CLEVER LAWYER: I put it to you, Mrs. Trollop, that on the afternoon of May 23rd last
  you were unfaithful to your husband with the cast and company of the
  Guildford Amateur Players production of H.M.S. Pinafore.
MRS. TROLLOP: The accusation is absurd. I deny it.
CLEVER LAWYER: Mrs. Trollop. Are you familiar with the effects of the ancient Hebrew
  Adultery Detecting Potion?
MRS. TROLLOP (virtuously): I have read my Bible.
CLEVER LAWYER (producing a glass of fizzing liquid): Then perhaps, Mrs. Trollop,
  you would care to drink this for me?
  (Uproar in court.)
CLEVER LAWYER: Of course, I cannot force you. But if you are as innocent as you say-
MRS. TROLLOP (defiantly snatching the glass): I am not afraid.
CLEVER LAWYER: Be very careful, Mrs. Trollop. The Bible clearly states that if any
  unfaithful woman drinks of the Adultery Detecting Potion, her belly will
  swell and her thighs will rot. This court has heard that you are very proud
  of your thighs, Mrs Trollop. Imagine them all putrefying and stinky. Your
  thighs would become a byword for loathsomeness. But, of course, you have
  nothing to fear...
MRS. TROLLOP: All right, damn you! I admit it! It's true! Just don't make me drink the potion.
CLEVER LAWYER (silkily, taking it): This, Mrs. Trollop? (Drinks it.) Merely
  an alka-seltzer. You turn my stomach. (Belches triumphantly.)
MRS. TROLLOP: Curses! Drat you, Rumpole, I'll get even with you for this!
CLEVER LAWYER: Oh, what a body-swerve. Oh, I'm the man.

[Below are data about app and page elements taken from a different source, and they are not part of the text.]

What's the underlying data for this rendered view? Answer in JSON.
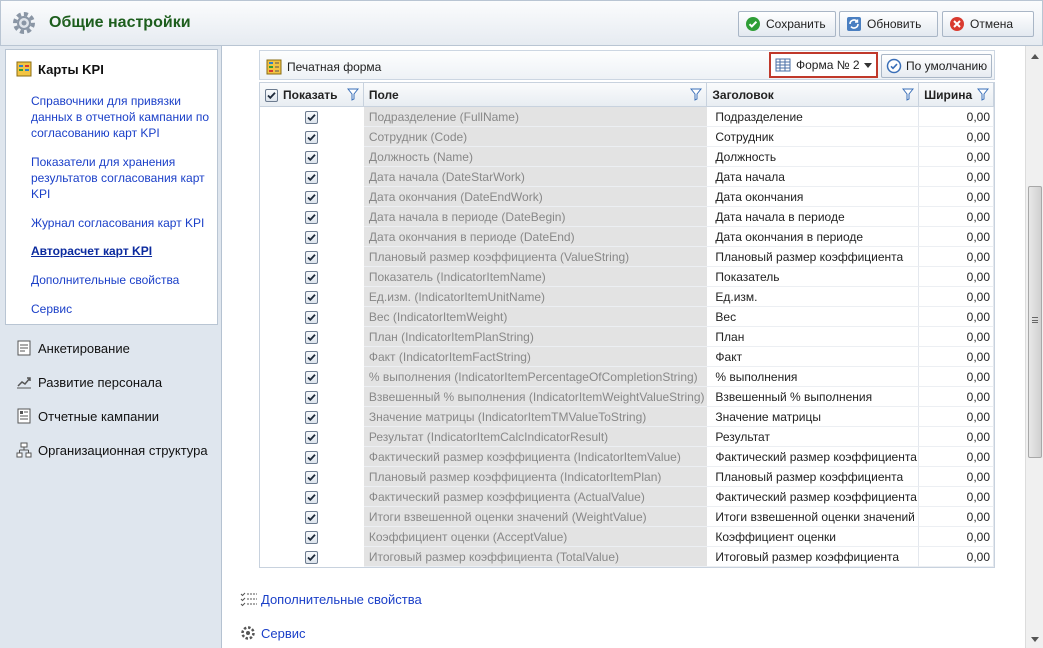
{
  "header": {
    "title": "Общие настройки",
    "save_label": "Сохранить",
    "refresh_label": "Обновить",
    "cancel_label": "Отмена"
  },
  "sidebar": {
    "kpi_title": "Карты KPI",
    "kpi_links": [
      "Справочники для привязки данных в отчетной кампании по согласованию карт KPI",
      "Показатели для хранения результатов согласования карт KPI",
      "Журнал согласования карт KPI",
      "Авторасчет карт KPI",
      "Дополнительные свойства",
      "Сервис"
    ],
    "sections": [
      "Анкетирование",
      "Развитие персонала",
      "Отчетные кампании",
      "Организационная структура"
    ]
  },
  "toolbar": {
    "print_form_label": "Печатная форма",
    "form_selected": "Форма № 2",
    "default_label": "По умолчанию"
  },
  "grid": {
    "columns": [
      "Показать",
      "Поле",
      "Заголовок",
      "Ширина"
    ],
    "rows": [
      {
        "field": "Подразделение (FullName)",
        "caption": "Подразделение",
        "width": "0,00"
      },
      {
        "field": "Сотрудник (Code)",
        "caption": "Сотрудник",
        "width": "0,00"
      },
      {
        "field": "Должность (Name)",
        "caption": "Должность",
        "width": "0,00"
      },
      {
        "field": "Дата начала (DateStarWork)",
        "caption": "Дата начала",
        "width": "0,00"
      },
      {
        "field": "Дата окончания (DateEndWork)",
        "caption": "Дата окончания",
        "width": "0,00"
      },
      {
        "field": "Дата начала в периоде (DateBegin)",
        "caption": "Дата начала в периоде",
        "width": "0,00"
      },
      {
        "field": "Дата окончания в периоде (DateEnd)",
        "caption": "Дата окончания в периоде",
        "width": "0,00"
      },
      {
        "field": "Плановый размер коэффициента (ValueString)",
        "caption": "Плановый размер коэффициента",
        "width": "0,00"
      },
      {
        "field": "Показатель (IndicatorItemName)",
        "caption": "Показатель",
        "width": "0,00"
      },
      {
        "field": "Ед.изм. (IndicatorItemUnitName)",
        "caption": "Ед.изм.",
        "width": "0,00"
      },
      {
        "field": "Вес (IndicatorItemWeight)",
        "caption": "Вес",
        "width": "0,00"
      },
      {
        "field": "План (IndicatorItemPlanString)",
        "caption": "План",
        "width": "0,00"
      },
      {
        "field": "Факт (IndicatorItemFactString)",
        "caption": "Факт",
        "width": "0,00"
      },
      {
        "field": "% выполнения (IndicatorItemPercentageOfCompletionString)",
        "caption": "% выполнения",
        "width": "0,00"
      },
      {
        "field": "Взвешенный % выполнения (IndicatorItemWeightValueString)",
        "caption": "Взвешенный % выполнения",
        "width": "0,00"
      },
      {
        "field": "Значение матрицы (IndicatorItemTMValueToString)",
        "caption": "Значение матрицы",
        "width": "0,00"
      },
      {
        "field": "Результат (IndicatorItemCalcIndicatorResult)",
        "caption": "Результат",
        "width": "0,00"
      },
      {
        "field": "Фактический размер коэффициента (IndicatorItemValue)",
        "caption": "Фактический размер коэффициента",
        "width": "0,00"
      },
      {
        "field": "Плановый размер коэффициента (IndicatorItemPlan)",
        "caption": "Плановый размер коэффициента",
        "width": "0,00"
      },
      {
        "field": "Фактический размер коэффициента (ActualValue)",
        "caption": "Фактический размер коэффициента",
        "width": "0,00"
      },
      {
        "field": "Итоги взвешенной оценки значений (WeightValue)",
        "caption": "Итоги взвешенной оценки значений",
        "width": "0,00"
      },
      {
        "field": "Коэффициент оценки (AcceptValue)",
        "caption": "Коэффициент оценки",
        "width": "0,00"
      },
      {
        "field": "Итоговый размер коэффициента (TotalValue)",
        "caption": "Итоговый размер коэффициента",
        "width": "0,00"
      }
    ]
  },
  "bottom_links": [
    "Дополнительные свойства",
    "Сервис"
  ],
  "colors": {
    "title_green": "#1d5e1d",
    "link_blue": "#1a3fc8",
    "highlight_red": "#c0392b"
  }
}
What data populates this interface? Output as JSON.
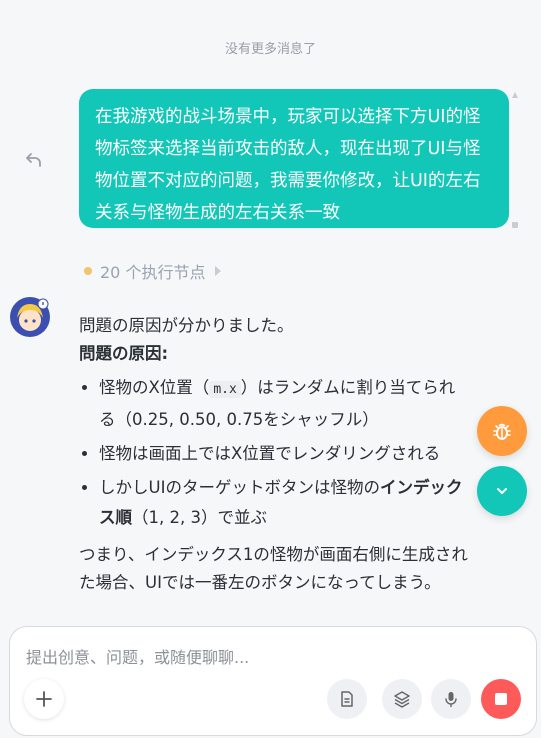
{
  "chat": {
    "no_more_messages": "没有更多消息了",
    "user_message": "在我游戏的战斗场景中，玩家可以选择下方UI的怪物标签来选择当前攻击的敌人，现在出现了UI与怪物位置不对应的问题，我需要你修改，让UI的左右关系与怪物生成的左右关系一致",
    "exec_nodes": "20 个执行节点"
  },
  "reply": {
    "intro": "問題の原因が分かりました。",
    "cause_heading": "問題の原因:",
    "bullet1_pre": "怪物のX位置（",
    "bullet1_code": "m.x",
    "bullet1_post": "）はランダムに割り当てられる（0.25, 0.50, 0.75をシャッフル）",
    "bullet2": "怪物は画面上ではX位置でレンダリングされる",
    "bullet3_pre": "しかしUIのターゲットボタンは怪物の",
    "bullet3_bold": "インデックス順",
    "bullet3_post": "（1, 2, 3）で並ぶ",
    "summary": "つまり、インデックス1の怪物が画面右側に生成された場合、UIでは一番左のボタンになってしまう。"
  },
  "composer": {
    "placeholder": "提出创意、问题，或随便聊聊..."
  },
  "icons": {
    "undo": "undo-icon",
    "bug": "bug-icon",
    "scroll_down": "chevron-down-icon",
    "add": "plus-icon",
    "doc": "document-icon",
    "layers": "layers-icon",
    "mic": "microphone-icon",
    "stop": "stop-icon"
  },
  "colors": {
    "accent": "#12c7b8",
    "bug_button": "#ff9b3d",
    "stop_button": "#ff5a5a",
    "node_dot": "#f2c46b"
  }
}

  Looking on the nakedness of not only your father but every other close relative and in-law is forbidden - knowing what the Israelites are like, God takes great care to name every possible relation specifically. 'Aw, not even your aunty?' 'No, not even your aunty.'
  However, in certain circumstances sleeping with an in-law can become a positive duty. The following is my favourite biblical law, for the unexpected crapness of the punishment:

  'If brethren dwell together, and one of them die, and have no child, the wife of the dead shall not marry without unto a stranger: her husband's brother shall go in unto her, and take her to him to wife, and perform the duty of an husband's brother unto her...
  And if the man like not to take his brother's wife...
  Then the elders of the city shall call him, and speak unto him: and if he stand to it, and say, I like not to take her;
  Then shall his brother's wife come unto him in the presence of the elders, and loose his shoe from off his foot, and spit in his face...
  And his name shall be called in Israel, The house of him that hath his shoe loosed.'

  So if ever you see an Orthodox Jew slap-footing around with no laces in his shoes, his brother's widow was probably descended from Aaron.


June 2000